Goal of the exercise:
Write out all of the records, keeping each one exactly as written.
▶
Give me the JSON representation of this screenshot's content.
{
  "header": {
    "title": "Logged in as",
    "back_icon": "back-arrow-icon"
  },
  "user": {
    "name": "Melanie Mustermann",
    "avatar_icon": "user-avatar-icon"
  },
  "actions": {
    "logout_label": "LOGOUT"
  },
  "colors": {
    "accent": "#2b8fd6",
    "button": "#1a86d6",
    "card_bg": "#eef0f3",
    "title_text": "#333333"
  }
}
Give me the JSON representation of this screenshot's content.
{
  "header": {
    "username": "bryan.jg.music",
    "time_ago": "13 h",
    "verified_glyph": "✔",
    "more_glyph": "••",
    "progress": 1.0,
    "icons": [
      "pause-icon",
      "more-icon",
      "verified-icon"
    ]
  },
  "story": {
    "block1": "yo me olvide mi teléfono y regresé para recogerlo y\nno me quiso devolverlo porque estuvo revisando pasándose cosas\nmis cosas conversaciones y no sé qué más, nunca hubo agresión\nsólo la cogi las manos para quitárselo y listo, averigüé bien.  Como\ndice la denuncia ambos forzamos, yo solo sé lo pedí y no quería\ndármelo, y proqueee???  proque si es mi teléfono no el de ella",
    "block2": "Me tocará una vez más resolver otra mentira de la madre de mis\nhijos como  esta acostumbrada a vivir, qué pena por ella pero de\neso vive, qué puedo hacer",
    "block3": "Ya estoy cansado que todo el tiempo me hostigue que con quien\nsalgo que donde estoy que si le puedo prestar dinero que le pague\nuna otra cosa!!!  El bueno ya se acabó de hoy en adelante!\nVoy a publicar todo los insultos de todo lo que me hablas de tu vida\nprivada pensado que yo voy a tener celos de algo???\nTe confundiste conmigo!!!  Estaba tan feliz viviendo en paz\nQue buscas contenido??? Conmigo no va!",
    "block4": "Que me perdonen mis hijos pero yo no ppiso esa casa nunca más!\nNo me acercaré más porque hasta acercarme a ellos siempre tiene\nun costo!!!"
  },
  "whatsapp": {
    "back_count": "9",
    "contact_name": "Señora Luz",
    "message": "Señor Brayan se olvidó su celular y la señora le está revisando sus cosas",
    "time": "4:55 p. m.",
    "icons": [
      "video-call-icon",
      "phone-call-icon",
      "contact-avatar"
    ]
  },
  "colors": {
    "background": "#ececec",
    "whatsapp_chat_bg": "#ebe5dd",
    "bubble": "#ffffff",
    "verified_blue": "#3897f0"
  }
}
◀
Finished task:
Give me the JSON representation of this screenshot's content.
{
  "header": {
    "title": "Logged in as",
    "back_icon": "back-arrow-icon"
  },
  "user": {
    "name": "Melanie Mustermann",
    "avatar_icon": "user-avatar-icon"
  },
  "actions": {
    "logout_label": "LOGOUT"
  },
  "colors": {
    "accent": "#2b8fd6",
    "button": "#1a86d6",
    "card_bg": "#eef0f3",
    "title_text": "#333333"
  }
}
Give me the JSON representation of this screenshot's content.
{
  "header": {
    "username": "bryan.jg.music",
    "time_ago": "13 h",
    "verified_glyph": "✔",
    "more_glyph": "••",
    "progress": 1.0,
    "icons": [
      "pause-icon",
      "more-icon",
      "verified-icon"
    ]
  },
  "story": {
    "block1": "yo me olvide mi teléfono y regresé para recogerlo y\nno me quiso devolverlo porque estuvo revisando pasándose cosas\nmis cosas conversaciones y no sé qué más, nunca hubo agresión\nsólo la cogi las manos para quitárselo y listo, averigüé bien.  Como\ndice la denuncia ambos forzamos, yo solo sé lo pedí y no quería\ndármelo, y proqueee???  proque si es mi teléfono no el de ella",
    "block2": "Me tocará una vez más resolver otra mentira de la madre de mis\nhijos como  esta acostumbrada a vivir, qué pena por ella pero de\neso vive, qué puedo hacer",
    "block3": "Ya estoy cansado que todo el tiempo me hostigue que con quien\nsalgo que donde estoy que si le puedo prestar dinero que le pague\nuna otra cosa!!!  El bueno ya se acabó de hoy en adelante!\nVoy a publicar todo los insultos de todo lo que me hablas de tu vida\nprivada pensado que yo voy a tener celos de algo???\nTe confundiste conmigo!!!  Estaba tan feliz viviendo en paz\nQue buscas contenido??? Conmigo no va!",
    "block4": "Que me perdonen mis hijos pero yo no ppiso esa casa nunca más!\nNo me acercaré más porque hasta acercarme a ellos siempre tiene\nun costo!!!"
  },
  "whatsapp": {
    "back_count": "9",
    "contact_name": "Señora Luz",
    "message": "Señor Brayan se olvidó su celular y la señora le está revisando sus cosas",
    "time": "4:55 p. m.",
    "icons": [
      "video-call-icon",
      "phone-call-icon",
      "contact-avatar"
    ]
  },
  "colors": {
    "background": "#ececec",
    "whatsapp_chat_bg": "#ebe5dd",
    "bubble": "#ffffff",
    "verified_blue": "#3897f0"
  }
}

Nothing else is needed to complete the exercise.